Posted in Adverse inclusion, Anthropology, Archaeology, Central region – Central Zonal Council, Childhood and children, Community facilities, Crafts and visual arts, Cultural heritage, Democracy, Eco tourism, Ecology and environment, Economy and development, Education and literacy, Ekalavya (Eklavya, Eklabya), EMR & Factory schools, Endangered language, Figures, census and other statistics, Forest Rights Act (FRA), Government of India, Health and nutrition, History, Languages and linguistic heritage, Literature and bibliographies, Multi-lingual education, Museum collections - India, Music and dance, Narmada, Organizations, Particularly vulnerable tribal group (PVTG), Resources, Revival of traditions, Seasons and festivals, Tips, Tourism, Women, Worship and rituals | Tagged , | Comments Off on Learn more about tribal communities in Madhya Pradesh

eJournal | “Children learn best in their mother tongue as a prelude to multilingual education”: Understanding India’s “Right of Children to Free and Compulsory Education” – Unesco

Many children speak a home language that differs from the language of instruction in education programs. Research confirms that children learn best in their mother tongue as a prelude to and complement of bilingual and multilingual education. Whether children successfully … Continue reading

Posted in Assimilation, Childhood and children, eBook eJournal PDF, Education and literacy, Government of India, Literature and bibliographies, Misconceptions, Multi-lingual education, Organizations, Quotes, Resources, Rights of Indigenous Peoples, Tribal culture worldwide | Comments Off on eJournal | “Children learn best in their mother tongue as a prelude to multilingual education”: Understanding India’s “Right of Children to Free and Compulsory Education” – Unesco

eJournal | Writing and teaching Santali in different alphabets: A success story calling for a stronger sense of self-confidence – West Bengal

Santali is one of India’s many Adivasi languages.
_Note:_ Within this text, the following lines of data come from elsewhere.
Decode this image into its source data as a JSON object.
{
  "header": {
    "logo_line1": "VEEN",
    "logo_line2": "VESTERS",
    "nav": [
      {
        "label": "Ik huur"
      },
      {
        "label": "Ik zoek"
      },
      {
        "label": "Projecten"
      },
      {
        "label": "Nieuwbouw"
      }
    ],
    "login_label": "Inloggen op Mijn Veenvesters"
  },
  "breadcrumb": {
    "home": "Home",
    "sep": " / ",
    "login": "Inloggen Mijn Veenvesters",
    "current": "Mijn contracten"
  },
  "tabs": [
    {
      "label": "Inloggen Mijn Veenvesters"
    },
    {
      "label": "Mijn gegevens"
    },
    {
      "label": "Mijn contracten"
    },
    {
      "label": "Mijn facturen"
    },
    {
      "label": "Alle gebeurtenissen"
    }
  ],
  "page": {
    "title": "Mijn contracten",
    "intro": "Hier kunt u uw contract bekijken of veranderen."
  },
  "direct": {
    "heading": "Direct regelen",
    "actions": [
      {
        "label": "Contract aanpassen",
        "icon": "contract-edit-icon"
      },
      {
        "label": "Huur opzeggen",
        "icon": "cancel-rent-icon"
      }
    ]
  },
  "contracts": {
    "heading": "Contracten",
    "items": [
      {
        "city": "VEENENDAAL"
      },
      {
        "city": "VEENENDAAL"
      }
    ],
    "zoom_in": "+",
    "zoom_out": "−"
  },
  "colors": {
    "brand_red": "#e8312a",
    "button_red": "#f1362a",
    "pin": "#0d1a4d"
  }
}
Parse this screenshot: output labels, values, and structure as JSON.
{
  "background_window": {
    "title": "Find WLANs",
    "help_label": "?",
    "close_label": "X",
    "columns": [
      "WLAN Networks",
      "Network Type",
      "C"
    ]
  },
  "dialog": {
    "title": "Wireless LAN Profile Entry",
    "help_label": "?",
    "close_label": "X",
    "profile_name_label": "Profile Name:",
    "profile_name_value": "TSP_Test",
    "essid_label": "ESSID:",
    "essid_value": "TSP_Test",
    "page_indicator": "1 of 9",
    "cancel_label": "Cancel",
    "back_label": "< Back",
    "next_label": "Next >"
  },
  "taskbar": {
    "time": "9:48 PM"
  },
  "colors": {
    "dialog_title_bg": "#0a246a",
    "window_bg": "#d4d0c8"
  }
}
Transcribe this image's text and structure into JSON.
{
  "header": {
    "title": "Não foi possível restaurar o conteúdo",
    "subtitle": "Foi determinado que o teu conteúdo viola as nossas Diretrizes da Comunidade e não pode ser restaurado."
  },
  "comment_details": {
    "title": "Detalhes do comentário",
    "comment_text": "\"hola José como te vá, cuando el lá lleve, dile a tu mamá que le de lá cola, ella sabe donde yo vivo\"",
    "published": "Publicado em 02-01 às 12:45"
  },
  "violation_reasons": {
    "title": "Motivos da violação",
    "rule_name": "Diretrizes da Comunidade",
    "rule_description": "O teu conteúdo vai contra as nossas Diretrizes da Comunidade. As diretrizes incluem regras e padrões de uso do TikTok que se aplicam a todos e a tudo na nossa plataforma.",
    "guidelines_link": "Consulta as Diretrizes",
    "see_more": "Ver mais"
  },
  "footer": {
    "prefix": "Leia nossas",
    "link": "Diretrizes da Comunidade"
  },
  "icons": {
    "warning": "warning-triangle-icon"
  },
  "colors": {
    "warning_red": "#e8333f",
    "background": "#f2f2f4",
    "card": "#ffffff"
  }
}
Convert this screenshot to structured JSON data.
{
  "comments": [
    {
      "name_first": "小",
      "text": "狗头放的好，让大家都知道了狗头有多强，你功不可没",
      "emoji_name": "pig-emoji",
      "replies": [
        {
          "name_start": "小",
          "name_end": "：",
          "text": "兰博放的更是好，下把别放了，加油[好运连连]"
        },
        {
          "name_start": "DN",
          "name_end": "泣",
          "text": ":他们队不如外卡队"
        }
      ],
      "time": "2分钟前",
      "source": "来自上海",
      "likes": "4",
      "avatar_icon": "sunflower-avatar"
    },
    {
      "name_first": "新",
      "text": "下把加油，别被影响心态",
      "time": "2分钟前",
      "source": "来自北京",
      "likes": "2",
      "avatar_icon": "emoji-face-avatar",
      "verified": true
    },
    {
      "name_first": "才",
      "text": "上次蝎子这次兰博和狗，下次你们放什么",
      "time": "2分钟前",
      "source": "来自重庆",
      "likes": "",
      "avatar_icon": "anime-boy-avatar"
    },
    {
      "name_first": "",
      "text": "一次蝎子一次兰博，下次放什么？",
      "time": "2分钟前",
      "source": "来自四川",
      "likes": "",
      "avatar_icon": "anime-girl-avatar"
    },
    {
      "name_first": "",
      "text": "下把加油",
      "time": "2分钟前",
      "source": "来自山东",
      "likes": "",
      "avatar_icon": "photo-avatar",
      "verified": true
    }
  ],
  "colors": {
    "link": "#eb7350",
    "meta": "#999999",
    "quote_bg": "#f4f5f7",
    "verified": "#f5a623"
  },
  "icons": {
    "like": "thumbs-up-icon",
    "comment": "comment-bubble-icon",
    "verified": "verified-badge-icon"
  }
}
Today, seven different alphabets are used to write in it. Some argue that this great variety does not help the community’s development. | Read the full article (3,3 MB) >> Among South … Continue reading

Posted in Assimilation, Childhood and children, Commentary, Community facilities, Eastern region – Eastern Zonal Council, eBook eJournal PDF, Education and literacy, Figures, census and other statistics, Film, History, Languages and linguistic heritage, Misconceptions, Modernity, Multi-lingual education, Museum collections - India, Music and dance, Names and communities, Organizations, Photos and slideshows, Press snippets, Revival of traditions, Santali language and literature, Seasons and festivals, Storytelling, Success story, Tagore and rural culture, Women, Worship and rituals | Tagged , , , | Comments Off on eJournal | Writing and teaching Santali in different alphabets: A success story calling for a stronger sense of self-confidence – West Bengal

Cultural invisibility – India’s 600 potentially endangered languages

Literacy level among women in India being alarmingly low, it will be necessary to expand our school education system so as to introduce and include as many languages as possible, so that the girl children are educated in their own … Continue reading

Posted in Andaman and Nicobar Islands, Assimilation, Childhood and children, Community facilities, Constitution and Supreme Court, Democracy, Education and literacy, Endangered language, Figures, census and other statistics, Government of India, Languages and linguistic heritage, Misconceptions, Modernity, Multi-lingual education, Names and communities, Organizations, Press snippets, Revival of traditions, Seven Sister States & Sikkim – North Eastern Council, Storytelling, Tribal identity, Women | Tagged , , | Comments Off on Cultural invisibility – India’s 600 potentially endangered languages